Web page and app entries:
+++++

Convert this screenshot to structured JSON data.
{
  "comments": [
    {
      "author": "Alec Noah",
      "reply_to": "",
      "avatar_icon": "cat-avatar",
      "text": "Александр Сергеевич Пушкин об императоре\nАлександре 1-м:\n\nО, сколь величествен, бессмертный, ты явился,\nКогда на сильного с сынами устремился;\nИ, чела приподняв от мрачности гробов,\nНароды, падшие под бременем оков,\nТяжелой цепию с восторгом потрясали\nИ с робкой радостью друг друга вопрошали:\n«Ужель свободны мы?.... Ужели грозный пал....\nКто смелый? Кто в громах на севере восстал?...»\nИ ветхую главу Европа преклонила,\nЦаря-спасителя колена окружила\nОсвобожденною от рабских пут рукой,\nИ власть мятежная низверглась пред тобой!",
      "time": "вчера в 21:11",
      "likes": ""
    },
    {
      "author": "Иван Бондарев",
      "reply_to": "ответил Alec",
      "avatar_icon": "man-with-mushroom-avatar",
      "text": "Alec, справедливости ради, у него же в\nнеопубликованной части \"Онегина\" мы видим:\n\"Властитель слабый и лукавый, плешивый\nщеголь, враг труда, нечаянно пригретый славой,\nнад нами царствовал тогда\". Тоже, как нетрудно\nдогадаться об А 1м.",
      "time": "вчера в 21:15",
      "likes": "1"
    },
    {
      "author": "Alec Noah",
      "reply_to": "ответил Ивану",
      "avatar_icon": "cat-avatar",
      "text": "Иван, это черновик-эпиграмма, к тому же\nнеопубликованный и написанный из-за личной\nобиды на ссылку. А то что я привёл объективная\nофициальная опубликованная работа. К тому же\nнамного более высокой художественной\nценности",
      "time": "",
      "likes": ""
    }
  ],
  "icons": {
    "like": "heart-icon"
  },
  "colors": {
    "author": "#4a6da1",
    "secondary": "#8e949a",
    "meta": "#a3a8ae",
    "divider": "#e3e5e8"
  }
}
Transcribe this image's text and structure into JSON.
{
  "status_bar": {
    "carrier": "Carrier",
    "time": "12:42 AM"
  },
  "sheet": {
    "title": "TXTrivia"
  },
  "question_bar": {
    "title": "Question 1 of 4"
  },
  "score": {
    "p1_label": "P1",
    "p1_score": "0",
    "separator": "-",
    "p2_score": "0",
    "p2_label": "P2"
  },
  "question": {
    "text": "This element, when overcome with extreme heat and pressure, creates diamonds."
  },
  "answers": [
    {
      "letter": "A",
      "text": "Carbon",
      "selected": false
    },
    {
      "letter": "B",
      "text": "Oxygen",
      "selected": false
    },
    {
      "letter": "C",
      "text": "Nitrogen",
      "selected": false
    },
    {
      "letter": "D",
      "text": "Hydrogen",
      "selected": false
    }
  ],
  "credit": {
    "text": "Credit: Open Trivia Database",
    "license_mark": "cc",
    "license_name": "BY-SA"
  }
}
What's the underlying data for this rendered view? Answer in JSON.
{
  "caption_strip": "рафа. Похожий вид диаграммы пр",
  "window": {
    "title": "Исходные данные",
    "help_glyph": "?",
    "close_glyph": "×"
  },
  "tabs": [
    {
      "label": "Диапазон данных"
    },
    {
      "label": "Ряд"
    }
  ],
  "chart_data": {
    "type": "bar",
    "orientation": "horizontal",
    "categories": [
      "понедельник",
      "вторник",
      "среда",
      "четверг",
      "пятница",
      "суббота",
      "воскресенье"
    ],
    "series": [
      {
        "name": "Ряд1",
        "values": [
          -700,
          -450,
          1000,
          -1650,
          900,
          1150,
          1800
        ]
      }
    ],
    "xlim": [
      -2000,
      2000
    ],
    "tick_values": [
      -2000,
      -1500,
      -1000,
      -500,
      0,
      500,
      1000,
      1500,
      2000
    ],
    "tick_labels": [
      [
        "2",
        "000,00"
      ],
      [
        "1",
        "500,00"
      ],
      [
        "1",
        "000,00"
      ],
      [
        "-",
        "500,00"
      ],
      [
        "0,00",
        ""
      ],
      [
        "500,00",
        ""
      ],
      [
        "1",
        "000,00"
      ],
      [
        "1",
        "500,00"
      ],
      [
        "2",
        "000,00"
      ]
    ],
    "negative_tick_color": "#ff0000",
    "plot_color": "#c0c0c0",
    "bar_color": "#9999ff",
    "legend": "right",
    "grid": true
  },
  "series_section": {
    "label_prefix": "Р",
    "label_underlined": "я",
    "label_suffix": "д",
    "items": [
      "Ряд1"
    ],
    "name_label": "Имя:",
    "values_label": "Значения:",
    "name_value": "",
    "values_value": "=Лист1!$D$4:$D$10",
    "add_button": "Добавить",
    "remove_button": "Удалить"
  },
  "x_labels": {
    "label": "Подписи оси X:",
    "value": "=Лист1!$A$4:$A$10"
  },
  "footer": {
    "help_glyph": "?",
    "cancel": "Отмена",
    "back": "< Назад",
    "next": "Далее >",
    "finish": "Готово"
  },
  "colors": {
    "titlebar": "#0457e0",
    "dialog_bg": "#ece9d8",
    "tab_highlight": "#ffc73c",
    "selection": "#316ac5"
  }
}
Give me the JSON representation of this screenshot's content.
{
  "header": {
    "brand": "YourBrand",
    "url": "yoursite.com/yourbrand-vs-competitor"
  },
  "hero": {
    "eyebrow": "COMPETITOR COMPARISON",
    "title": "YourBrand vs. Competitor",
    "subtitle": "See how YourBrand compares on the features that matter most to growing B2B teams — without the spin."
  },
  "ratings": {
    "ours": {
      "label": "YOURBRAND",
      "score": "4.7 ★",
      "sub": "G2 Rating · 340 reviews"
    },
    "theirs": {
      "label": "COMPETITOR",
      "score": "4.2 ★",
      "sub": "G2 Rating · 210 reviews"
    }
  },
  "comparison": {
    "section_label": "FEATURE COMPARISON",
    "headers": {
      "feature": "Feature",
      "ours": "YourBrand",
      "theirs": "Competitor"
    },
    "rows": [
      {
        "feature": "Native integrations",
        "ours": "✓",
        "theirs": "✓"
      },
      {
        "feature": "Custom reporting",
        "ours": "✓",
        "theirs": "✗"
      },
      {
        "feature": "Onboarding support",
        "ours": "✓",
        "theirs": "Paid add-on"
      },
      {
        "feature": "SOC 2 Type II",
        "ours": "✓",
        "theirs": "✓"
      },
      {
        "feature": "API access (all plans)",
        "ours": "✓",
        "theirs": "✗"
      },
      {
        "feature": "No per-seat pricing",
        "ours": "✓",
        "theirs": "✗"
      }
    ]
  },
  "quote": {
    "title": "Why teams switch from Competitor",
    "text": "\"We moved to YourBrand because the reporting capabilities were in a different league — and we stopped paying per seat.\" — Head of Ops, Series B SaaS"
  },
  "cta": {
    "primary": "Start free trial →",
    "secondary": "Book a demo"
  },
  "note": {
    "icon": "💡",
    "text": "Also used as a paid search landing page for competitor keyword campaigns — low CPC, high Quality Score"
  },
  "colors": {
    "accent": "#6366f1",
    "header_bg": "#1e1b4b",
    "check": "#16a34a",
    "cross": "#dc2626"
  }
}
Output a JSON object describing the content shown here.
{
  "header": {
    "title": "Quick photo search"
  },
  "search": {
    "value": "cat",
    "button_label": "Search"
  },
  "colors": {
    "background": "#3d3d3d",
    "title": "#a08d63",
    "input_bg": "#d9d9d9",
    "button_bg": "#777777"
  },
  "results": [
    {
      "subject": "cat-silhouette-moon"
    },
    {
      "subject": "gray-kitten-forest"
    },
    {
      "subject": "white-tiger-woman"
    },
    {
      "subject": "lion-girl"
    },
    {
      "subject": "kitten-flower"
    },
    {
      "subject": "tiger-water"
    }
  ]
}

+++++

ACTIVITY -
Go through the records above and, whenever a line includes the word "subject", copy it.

RESPONSE TO THE TASK -
      "subject": "cat-silhouette-moon"
      "subject": "gray-kitten-forest"
      "subject": "white-tiger-woman"
      "subject": "lion-girl"
      "subject": "kitten-flower"
      "subject": "tiger-water"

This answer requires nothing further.